The profound impact of a researcher
Remembering Scott Vanstone and tracing his connections, influence and career
Remembering Scott Vanstone and tracing his connections, influence and careerBy Jodi Szimanski Faculty of Mathematics
In 1972, Scott Vanstone (BMath '70, MMath '71, PhD '74) walked into Ron Mullin’s (MA '60, PhD '64) office and told him he wanted to be his student. Originally, Scott started studying chemistry at the University of Waterloo, but switched to math.
According to Ron, “Scott had no choice but to become a mathematician … he said that he found out that math is more fun than hockey.” Ron, supervised by the now famous cryptographer William Tutte and the first student to graduate from Waterloo in 1964, was quickly convinced to take Scott as a student. The two became colleagues, co-founders and friends and their profound impact on the Waterloo and global cryptography community lives on today.
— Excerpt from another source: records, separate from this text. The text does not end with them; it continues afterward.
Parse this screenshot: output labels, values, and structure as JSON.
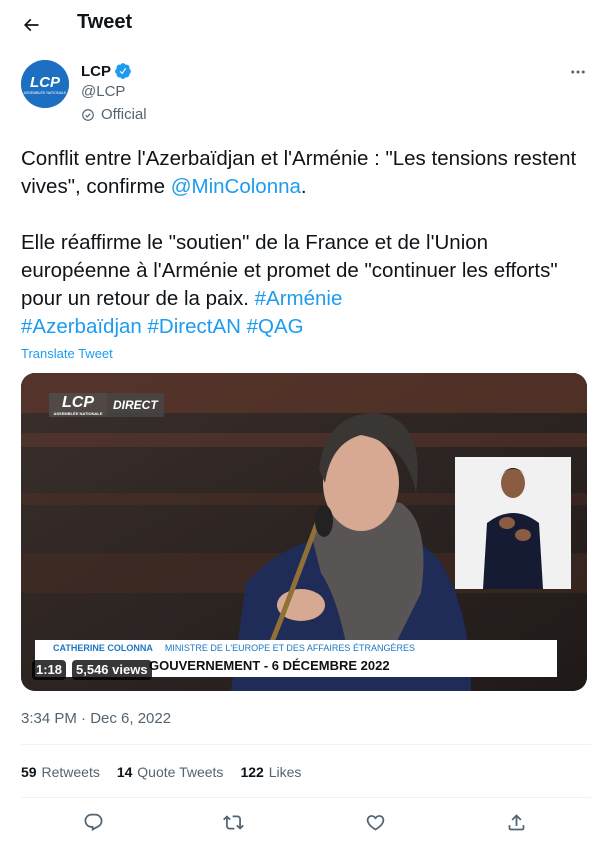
{
  "header": {
    "title": "Tweet",
    "back_icon": "arrow-left-icon"
  },
  "author": {
    "name": "LCP",
    "handle": "@LCP",
    "label": "Official",
    "avatar_text": "LCP",
    "avatar_subtext": "ASSEMBLÉE NATIONALE",
    "verified": true
  },
  "tweet": {
    "line1_pre": "Conflit entre l'Azerbaïdjan et l'Arménie : \"Les tensions restent vives\", confirme ",
    "mention": "@MinColonna",
    "line1_post": ".",
    "para2": "Elle réaffirme le \"soutien\" de la France et de l'Union européenne à l'Arménie et promet de \"continuer les efforts\" pour un retour de la paix. ",
    "hashtags": [
      "#Arménie",
      "#Azerbaïdjan",
      "#DirectAN",
      "#QAG"
    ],
    "translate_label": "Translate Tweet"
  },
  "media": {
    "logo": "LCP",
    "logo_subtext": "ASSEMBLÉE NATIONALE",
    "live_label": "DIRECT",
    "caption_name": "CATHERINE COLONNA",
    "caption_role": "MINISTRE DE L'EUROPE ET DES AFFAIRES ÉTRANGÈRES",
    "caption_bottom": "GOUVERNEMENT - 6 DÉCEMBRE 2022",
    "duration": "1:18",
    "views": "5,546 views"
  },
  "meta": {
    "timestamp": "3:34 PM · Dec 6, 2022"
  },
  "stats": [
    {
      "count": "59",
      "label": "Retweets"
    },
    {
      "count": "14",
      "label": "Quote Tweets"
    },
    {
      "count": "122",
      "label": "Likes"
    }
  ],
  "actions": [
    {
      "name": "reply",
      "icon": "reply-icon"
    },
    {
      "name": "retweet",
      "icon": "retweet-icon"
    },
    {
      "name": "like",
      "icon": "heart-icon"
    },
    {
      "name": "share",
      "icon": "share-icon"
    }
  ],
  "colors": {
    "link": "#1d9bf0",
    "text": "#0f1419",
    "secondary": "#536471",
    "verified": "#1d9bf0",
    "avatar_bg": "#1d6fc2"
  }
}
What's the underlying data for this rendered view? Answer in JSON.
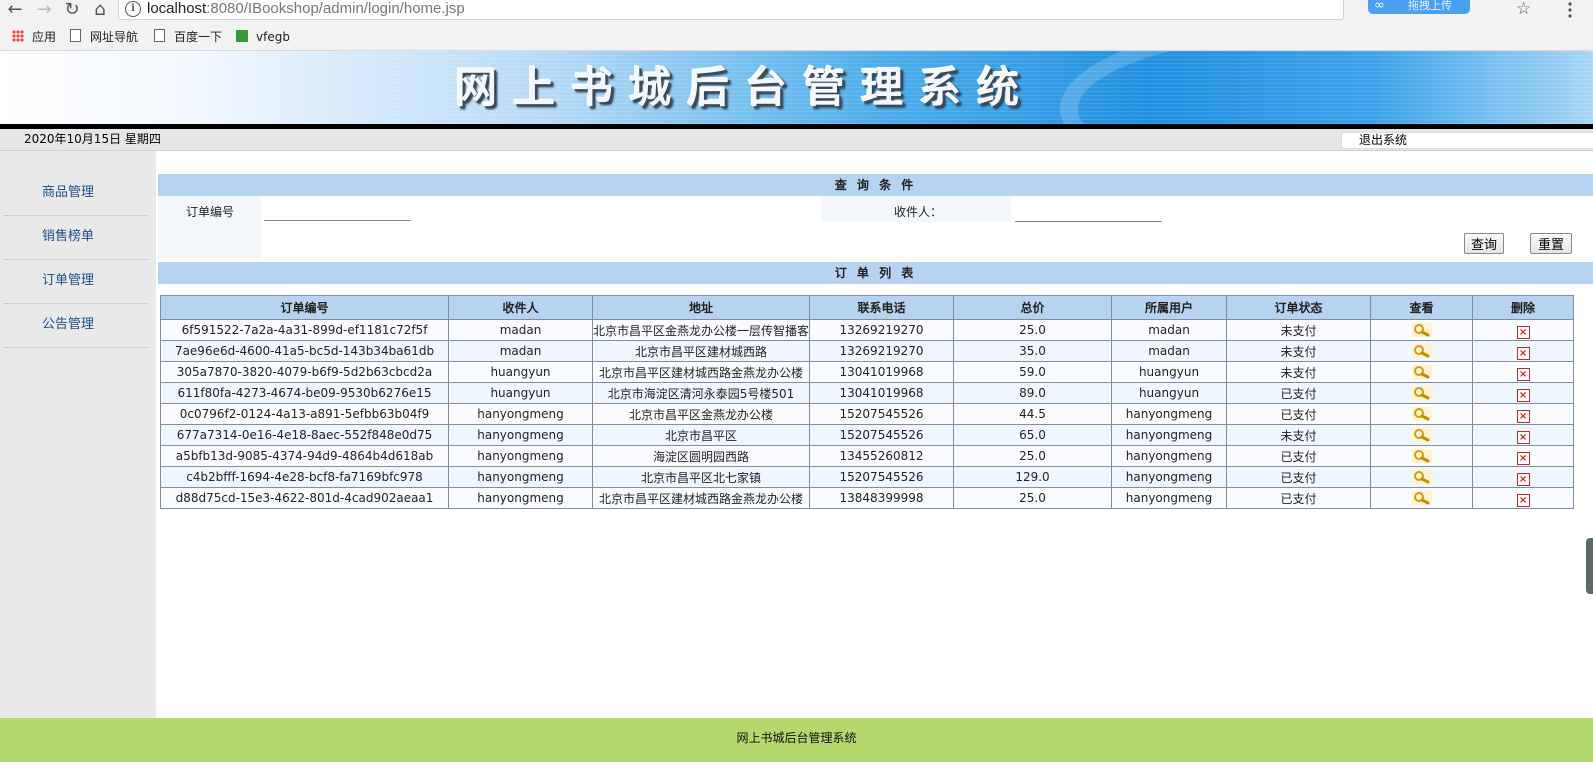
{
  "browser": {
    "url_host": "localhost",
    "url_port": ":8080",
    "url_path": "/IBookshop/admin/login/home.jsp",
    "ext_button": "拖拽上传",
    "bookmarks": [
      "应用",
      "网址导航",
      "百度一下",
      "vfegb"
    ]
  },
  "header": {
    "title": "网上书城后台管理系统",
    "date": "2020年10月15日 星期四",
    "logout": "退出系统"
  },
  "sidebar": {
    "items": [
      {
        "label": "商品管理"
      },
      {
        "label": "销售榜单"
      },
      {
        "label": "订单管理"
      },
      {
        "label": "公告管理"
      }
    ]
  },
  "query": {
    "heading": "查 询 条 件",
    "order_id_label": "订单编号",
    "order_id_value": "",
    "receiver_label": "收件人：",
    "receiver_value": "",
    "search_button": "查询",
    "reset_button": "重置"
  },
  "orders": {
    "heading": "订 单 列 表",
    "columns": [
      "订单编号",
      "收件人",
      "地址",
      "联系电话",
      "总价",
      "所属用户",
      "订单状态",
      "查看",
      "删除"
    ],
    "rows": [
      [
        "6f591522-7a2a-4a31-899d-ef1181c72f5f",
        "madan",
        "北京市昌平区金燕龙办公楼一层传智播客",
        "13269219270",
        "25.0",
        "madan",
        "未支付"
      ],
      [
        "7ae96e6d-4600-41a5-bc5d-143b34ba61db",
        "madan",
        "北京市昌平区建材城西路",
        "13269219270",
        "35.0",
        "madan",
        "未支付"
      ],
      [
        "305a7870-3820-4079-b6f9-5d2b63cbcd2a",
        "huangyun",
        "北京市昌平区建材城西路金燕龙办公楼",
        "13041019968",
        "59.0",
        "huangyun",
        "未支付"
      ],
      [
        "611f80fa-4273-4674-be09-9530b6276e15",
        "huangyun",
        "北京市海淀区清河永泰园5号楼501",
        "13041019968",
        "89.0",
        "huangyun",
        "已支付"
      ],
      [
        "0c0796f2-0124-4a13-a891-5efbb63b04f9",
        "hanyongmeng",
        "北京市昌平区金燕龙办公楼",
        "15207545526",
        "44.5",
        "hanyongmeng",
        "已支付"
      ],
      [
        "677a7314-0e16-4e18-8aec-552f848e0d75",
        "hanyongmeng",
        "北京市昌平区",
        "15207545526",
        "65.0",
        "hanyongmeng",
        "未支付"
      ],
      [
        "a5bfb13d-9085-4374-94d9-4864b4d618ab",
        "hanyongmeng",
        "海淀区圆明园西路",
        "13455260812",
        "25.0",
        "hanyongmeng",
        "已支付"
      ],
      [
        "c4b2bfff-1694-4e28-bcf8-fa7169bfc978",
        "hanyongmeng",
        "北京市昌平区北七家镇",
        "15207545526",
        "129.0",
        "hanyongmeng",
        "已支付"
      ],
      [
        "d88d75cd-15e3-4622-801d-4cad902aeaa1",
        "hanyongmeng",
        "北京市昌平区建材城西路金燕龙办公楼",
        "13848399998",
        "25.0",
        "hanyongmeng",
        "已支付"
      ]
    ],
    "view_icon": "magnifier-icon",
    "delete_icon": "delete-x-icon"
  },
  "footer": {
    "text": "网上书城后台管理系统"
  },
  "colors": {
    "band": "#b6d3ef",
    "footer": "#b5d86d",
    "sidebar_link": "#1e4e8c"
  }
}
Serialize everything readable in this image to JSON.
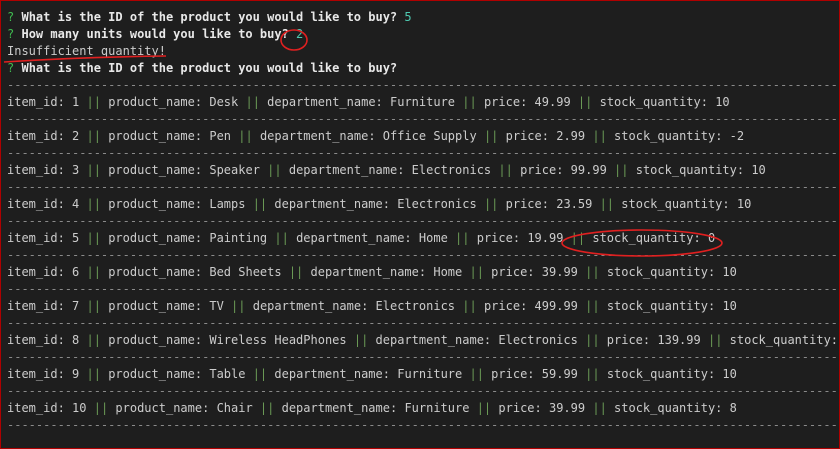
{
  "terminal": {
    "prompt_mark": "?",
    "q1": "What is the ID of the product you would like to buy?",
    "a1": "5",
    "q2": "How many units would you like to buy?",
    "a2": "2",
    "error": "Insufficient quantity!",
    "q3": "What is the ID of the product you would like to buy?",
    "separator": "--------------------------------------------------------------------------------------------------------------------------------",
    "pipe": "||"
  },
  "labels": {
    "item_id": "item_id:",
    "product_name": "product_name:",
    "department_name": "department_name:",
    "price": "price:",
    "stock_quantity": "stock_quantity:"
  },
  "products": [
    {
      "item_id": "1",
      "product_name": "Desk",
      "department_name": "Furniture",
      "price": "49.99",
      "stock_quantity": "10"
    },
    {
      "item_id": "2",
      "product_name": "Pen",
      "department_name": "Office Supply",
      "price": "2.99",
      "stock_quantity": "-2"
    },
    {
      "item_id": "3",
      "product_name": "Speaker",
      "department_name": "Electronics",
      "price": "99.99",
      "stock_quantity": "10"
    },
    {
      "item_id": "4",
      "product_name": "Lamps",
      "department_name": "Electronics",
      "price": "23.59",
      "stock_quantity": "10"
    },
    {
      "item_id": "5",
      "product_name": "Painting",
      "department_name": "Home",
      "price": "19.99",
      "stock_quantity": "0"
    },
    {
      "item_id": "6",
      "product_name": "Bed Sheets",
      "department_name": "Home",
      "price": "39.99",
      "stock_quantity": "10"
    },
    {
      "item_id": "7",
      "product_name": "TV",
      "department_name": "Electronics",
      "price": "499.99",
      "stock_quantity": "10"
    },
    {
      "item_id": "8",
      "product_name": "Wireless HeadPhones",
      "department_name": "Electronics",
      "price": "139.99",
      "stock_quantity": "5"
    },
    {
      "item_id": "9",
      "product_name": "Table",
      "department_name": "Furniture",
      "price": "59.99",
      "stock_quantity": "10"
    },
    {
      "item_id": "10",
      "product_name": "Chair",
      "department_name": "Furniture",
      "price": "39.99",
      "stock_quantity": "8"
    }
  ],
  "colors": {
    "background": "#1e1e1e",
    "prompt_mark": "#3fb950",
    "answer": "#4ec9b0",
    "pipe": "#6a9955",
    "annotation": "#e02020"
  }
}
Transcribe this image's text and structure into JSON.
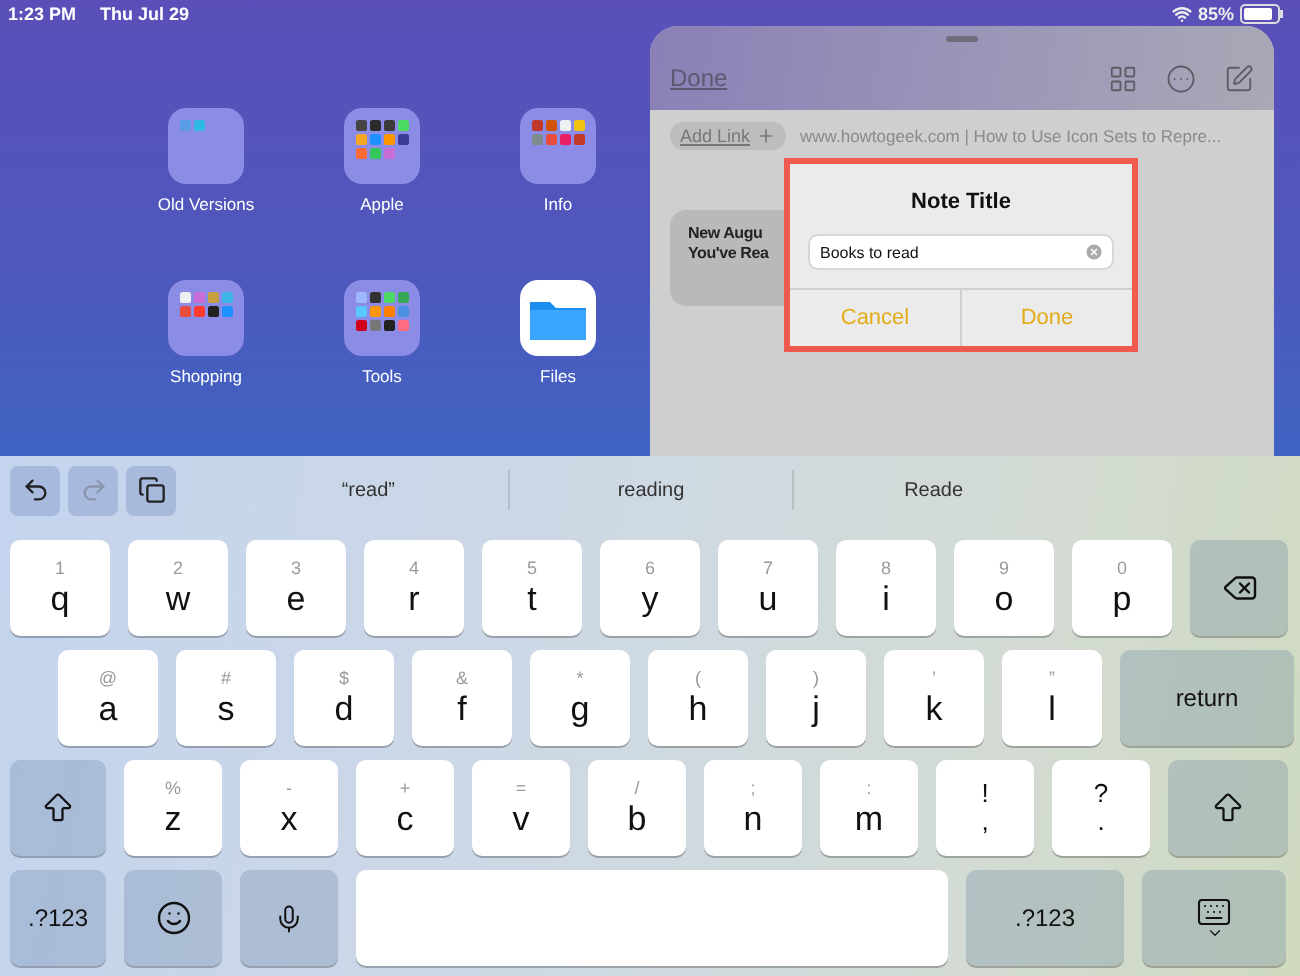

As he became a professor himself, his research covered combinatorial design theory, finite geometry and finite fields. In the 1980s, Scott focused on cryptography. He saw potential — not just in the mathematics of elliptic curve cryptography (ECC), but in talent. Alfred Menezes and Michele Mosca both alumni of Waterloo's St. Jerome's University were inspired by Scott while still in high school and chose to study mathematics at Waterloo after meeting him.
The two alumni who became professors at Waterloo also focused on cryptography. Alfred became the managing director of the Centre for Applied Cryptographic Research and Michele was one of the earliest researchers at the Institute for Quantum Computing, and now has two startups, evolutionQ and softwareQ.
“Scott was driven by curiosity, had raw talent working with very difficult mathematics, full of energy, and wanted to have a positive impact on the world,” Michele remembers. “He always looked ahead with a broad view.”